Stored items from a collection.
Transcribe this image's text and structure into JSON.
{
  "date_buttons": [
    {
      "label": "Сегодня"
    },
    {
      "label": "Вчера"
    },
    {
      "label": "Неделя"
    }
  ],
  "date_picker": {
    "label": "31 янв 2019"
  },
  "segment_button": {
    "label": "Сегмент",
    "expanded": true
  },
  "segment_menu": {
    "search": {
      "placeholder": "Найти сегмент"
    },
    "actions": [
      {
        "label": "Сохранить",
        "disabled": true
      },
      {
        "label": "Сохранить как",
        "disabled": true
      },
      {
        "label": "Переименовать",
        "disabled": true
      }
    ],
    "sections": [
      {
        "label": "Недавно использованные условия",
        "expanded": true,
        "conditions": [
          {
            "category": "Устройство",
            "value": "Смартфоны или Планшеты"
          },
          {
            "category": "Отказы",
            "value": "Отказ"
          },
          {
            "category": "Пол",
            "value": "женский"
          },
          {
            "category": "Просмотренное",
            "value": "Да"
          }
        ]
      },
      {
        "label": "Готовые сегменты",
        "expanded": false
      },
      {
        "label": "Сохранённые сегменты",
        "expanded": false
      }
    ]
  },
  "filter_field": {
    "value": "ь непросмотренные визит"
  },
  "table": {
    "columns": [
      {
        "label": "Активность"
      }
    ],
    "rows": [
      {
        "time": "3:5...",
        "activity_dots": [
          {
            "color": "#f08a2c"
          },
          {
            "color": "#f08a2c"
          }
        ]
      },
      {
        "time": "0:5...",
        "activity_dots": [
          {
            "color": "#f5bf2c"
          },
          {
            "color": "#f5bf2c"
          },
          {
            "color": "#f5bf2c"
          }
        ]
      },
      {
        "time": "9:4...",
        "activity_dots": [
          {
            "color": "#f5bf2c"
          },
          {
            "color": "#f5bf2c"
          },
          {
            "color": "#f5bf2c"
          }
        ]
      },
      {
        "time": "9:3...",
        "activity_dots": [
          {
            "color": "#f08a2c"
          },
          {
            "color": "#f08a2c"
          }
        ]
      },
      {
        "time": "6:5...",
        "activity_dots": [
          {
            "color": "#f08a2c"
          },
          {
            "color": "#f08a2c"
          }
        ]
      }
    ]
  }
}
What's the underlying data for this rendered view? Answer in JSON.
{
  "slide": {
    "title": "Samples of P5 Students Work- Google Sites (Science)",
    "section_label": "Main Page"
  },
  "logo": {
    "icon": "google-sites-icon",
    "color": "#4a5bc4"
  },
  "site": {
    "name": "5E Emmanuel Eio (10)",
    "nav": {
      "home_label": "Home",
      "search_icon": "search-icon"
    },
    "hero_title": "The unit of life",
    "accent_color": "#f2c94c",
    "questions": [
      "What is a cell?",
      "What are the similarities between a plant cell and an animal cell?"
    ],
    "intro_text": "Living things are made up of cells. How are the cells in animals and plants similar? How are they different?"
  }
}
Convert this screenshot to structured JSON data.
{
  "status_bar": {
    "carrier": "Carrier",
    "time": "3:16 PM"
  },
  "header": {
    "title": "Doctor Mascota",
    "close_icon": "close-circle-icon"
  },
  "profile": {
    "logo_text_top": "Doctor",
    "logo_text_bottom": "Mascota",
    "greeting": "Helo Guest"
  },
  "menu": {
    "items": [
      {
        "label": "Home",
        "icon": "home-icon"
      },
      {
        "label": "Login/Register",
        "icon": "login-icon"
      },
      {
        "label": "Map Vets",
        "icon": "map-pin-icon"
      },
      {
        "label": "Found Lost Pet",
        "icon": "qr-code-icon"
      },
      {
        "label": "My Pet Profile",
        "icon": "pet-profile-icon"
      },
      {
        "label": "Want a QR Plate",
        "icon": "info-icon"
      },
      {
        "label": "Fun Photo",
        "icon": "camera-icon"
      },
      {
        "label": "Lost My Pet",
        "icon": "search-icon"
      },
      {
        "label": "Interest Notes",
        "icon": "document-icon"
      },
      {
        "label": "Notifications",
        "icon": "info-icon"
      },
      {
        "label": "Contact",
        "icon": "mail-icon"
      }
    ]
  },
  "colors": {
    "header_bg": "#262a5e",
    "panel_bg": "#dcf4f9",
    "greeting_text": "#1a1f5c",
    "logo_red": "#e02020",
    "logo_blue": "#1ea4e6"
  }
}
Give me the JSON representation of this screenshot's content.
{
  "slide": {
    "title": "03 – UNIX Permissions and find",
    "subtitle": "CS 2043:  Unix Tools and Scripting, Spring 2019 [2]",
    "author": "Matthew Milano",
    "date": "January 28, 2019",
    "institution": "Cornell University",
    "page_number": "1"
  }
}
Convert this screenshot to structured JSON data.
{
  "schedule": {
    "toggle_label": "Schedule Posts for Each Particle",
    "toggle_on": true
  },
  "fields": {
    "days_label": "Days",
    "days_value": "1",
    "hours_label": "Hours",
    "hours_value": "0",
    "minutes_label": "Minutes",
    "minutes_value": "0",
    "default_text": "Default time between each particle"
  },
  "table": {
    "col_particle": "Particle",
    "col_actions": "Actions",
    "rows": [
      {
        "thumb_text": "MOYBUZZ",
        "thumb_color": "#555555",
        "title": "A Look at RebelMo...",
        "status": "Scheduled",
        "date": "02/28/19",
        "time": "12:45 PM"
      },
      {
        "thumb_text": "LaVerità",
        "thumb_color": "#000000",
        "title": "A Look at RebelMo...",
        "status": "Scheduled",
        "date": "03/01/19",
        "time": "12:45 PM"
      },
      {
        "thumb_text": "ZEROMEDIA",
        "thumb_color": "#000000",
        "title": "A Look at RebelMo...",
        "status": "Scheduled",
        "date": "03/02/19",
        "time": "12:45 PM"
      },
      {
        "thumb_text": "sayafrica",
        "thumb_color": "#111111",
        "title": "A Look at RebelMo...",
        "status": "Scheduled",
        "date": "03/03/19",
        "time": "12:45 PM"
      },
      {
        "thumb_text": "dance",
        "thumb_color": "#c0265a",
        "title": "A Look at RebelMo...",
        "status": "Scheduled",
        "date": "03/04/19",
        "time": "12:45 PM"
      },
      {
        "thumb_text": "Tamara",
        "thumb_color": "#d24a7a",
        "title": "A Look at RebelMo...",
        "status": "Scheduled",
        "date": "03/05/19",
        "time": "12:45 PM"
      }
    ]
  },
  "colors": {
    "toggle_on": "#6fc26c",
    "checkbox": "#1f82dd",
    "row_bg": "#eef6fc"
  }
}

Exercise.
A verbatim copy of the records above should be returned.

Exercise output.
Transcribe this image's text and structure into JSON.
{
  "date_buttons": [
    {
      "label": "Сегодня"
    },
    {
      "label": "Вчера"
    },
    {
      "label": "Неделя"
    }
  ],
  "date_picker": {
    "label": "31 янв 2019"
  },
  "segment_button": {
    "label": "Сегмент",
    "expanded": true
  },
  "segment_menu": {
    "search": {
      "placeholder": "Найти сегмент"
    },
    "actions": [
      {
        "label": "Сохранить",
        "disabled": true
      },
      {
        "label": "Сохранить как",
        "disabled": true
      },
      {
        "label": "Переименовать",
        "disabled": true
      }
    ],
    "sections": [
      {
        "label": "Недавно использованные условия",
        "expanded": true,
        "conditions": [
          {
            "category": "Устройство",
            "value": "Смартфоны или Планшеты"
          },
          {
            "category": "Отказы",
            "value": "Отказ"
          },
          {
            "category": "Пол",
            "value": "женский"
          },
          {
            "category": "Просмотренное",
            "value": "Да"
          }
        ]
      },
      {
        "label": "Готовые сегменты",
        "expanded": false
      },
      {
        "label": "Сохранённые сегменты",
        "expanded": false
      }
    ]
  },
  "filter_field": {
    "value": "ь непросмотренные визит"
  },
  "table": {
    "columns": [
      {
        "label": "Активность"
      }
    ],
    "rows": [
      {
        "time": "3:5...",
        "activity_dots": [
          {
            "color": "#f08a2c"
          },
          {
            "color": "#f08a2c"
          }
        ]
      },
      {
        "time": "0:5...",
        "activity_dots": [
          {
            "color": "#f5bf2c"
          },
          {
            "color": "#f5bf2c"
          },
          {
            "color": "#f5bf2c"
          }
        ]
      },
      {
        "time": "9:4...",
        "activity_dots": [
          {
            "color": "#f5bf2c"
          },
          {
            "color": "#f5bf2c"
          },
          {
            "color": "#f5bf2c"
          }
        ]
      },
      {
        "time": "9:3...",
        "activity_dots": [
          {
            "color": "#f08a2c"
          },
          {
            "color": "#f08a2c"
          }
        ]
      },
      {
        "time": "6:5...",
        "activity_dots": [
          {
            "color": "#f08a2c"
          },
          {
            "color": "#f08a2c"
          }
        ]
      }
    ]
  }
}
What's the underlying data for this rendered view? Answer in JSON.
{
  "slide": {
    "title": "Samples of P5 Students Work- Google Sites (Science)",
    "section_label": "Main Page"
  },
  "logo": {
    "icon": "google-sites-icon",
    "color": "#4a5bc4"
  },
  "site": {
    "name": "5E Emmanuel Eio (10)",
    "nav": {
      "home_label": "Home",
      "search_icon": "search-icon"
    },
    "hero_title": "The unit of life",
    "accent_color": "#f2c94c",
    "questions": [
      "What is a cell?",
      "What are the similarities between a plant cell and an animal cell?"
    ],
    "intro_text": "Living things are made up of cells. How are the cells in animals and plants similar? How are they different?"
  }
}
Convert this screenshot to structured JSON data.
{
  "status_bar": {
    "carrier": "Carrier",
    "time": "3:16 PM"
  },
  "header": {
    "title": "Doctor Mascota",
    "close_icon": "close-circle-icon"
  },
  "profile": {
    "logo_text_top": "Doctor",
    "logo_text_bottom": "Mascota",
    "greeting": "Helo Guest"
  },
  "menu": {
    "items": [
      {
        "label": "Home",
        "icon": "home-icon"
      },
      {
        "label": "Login/Register",
        "icon": "login-icon"
      },
      {
        "label": "Map Vets",
        "icon": "map-pin-icon"
      },
      {
        "label": "Found Lost Pet",
        "icon": "qr-code-icon"
      },
      {
        "label": "My Pet Profile",
        "icon": "pet-profile-icon"
      },
      {
        "label": "Want a QR Plate",
        "icon": "info-icon"
      },
      {
        "label": "Fun Photo",
        "icon": "camera-icon"
      },
      {
        "label": "Lost My Pet",
        "icon": "search-icon"
      },
      {
        "label": "Interest Notes",
        "icon": "document-icon"
      },
      {
        "label": "Notifications",
        "icon": "info-icon"
      },
      {
        "label": "Contact",
        "icon": "mail-icon"
      }
    ]
  },
  "colors": {
    "header_bg": "#262a5e",
    "panel_bg": "#dcf4f9",
    "greeting_text": "#1a1f5c",
    "logo_red": "#e02020",
    "logo_blue": "#1ea4e6"
  }
}
Give me the JSON representation of this screenshot's content.
{
  "slide": {
    "title": "03 – UNIX Permissions and find",
    "subtitle": "CS 2043:  Unix Tools and Scripting, Spring 2019 [2]",
    "author": "Matthew Milano",
    "date": "January 28, 2019",
    "institution": "Cornell University",
    "page_number": "1"
  }
}
Convert this screenshot to structured JSON data.
{
  "schedule": {
    "toggle_label": "Schedule Posts for Each Particle",
    "toggle_on": true
  },
  "fields": {
    "days_label": "Days",
    "days_value": "1",
    "hours_label": "Hours",
    "hours_value": "0",
    "minutes_label": "Minutes",
    "minutes_value": "0",
    "default_text": "Default time between each particle"
  },
  "table": {
    "col_particle": "Particle",
    "col_actions": "Actions",
    "rows": [
      {
        "thumb_text": "MOYBUZZ",
        "thumb_color": "#555555",
        "title": "A Look at RebelMo...",
        "status": "Scheduled",
        "date": "02/28/19",
        "time": "12:45 PM"
      },
      {
        "thumb_text": "LaVerità",
        "thumb_color": "#000000",
        "title": "A Look at RebelMo...",
        "status": "Scheduled",
        "date": "03/01/19",
        "time": "12:45 PM"
      },
      {
        "thumb_text": "ZEROMEDIA",
        "thumb_color": "#000000",
        "title": "A Look at RebelMo...",
        "status": "Scheduled",
        "date": "03/02/19",
        "time": "12:45 PM"
      },
      {
        "thumb_text": "sayafrica",
        "thumb_color": "#111111",
        "title": "A Look at RebelMo...",
        "status": "Scheduled",
        "date": "03/03/19",
        "time": "12:45 PM"
      },
      {
        "thumb_text": "dance",
        "thumb_color": "#c0265a",
        "title": "A Look at RebelMo...",
        "status": "Scheduled",
        "date": "03/04/19",
        "time": "12:45 PM"
      },
      {
        "thumb_text": "Tamara",
        "thumb_color": "#d24a7a",
        "title": "A Look at RebelMo...",
        "status": "Scheduled",
        "date": "03/05/19",
        "time": "12:45 PM"
      }
    ]
  },
  "colors": {
    "toggle_on": "#6fc26c",
    "checkbox": "#1f82dd",
    "row_bg": "#eef6fc"
  }
}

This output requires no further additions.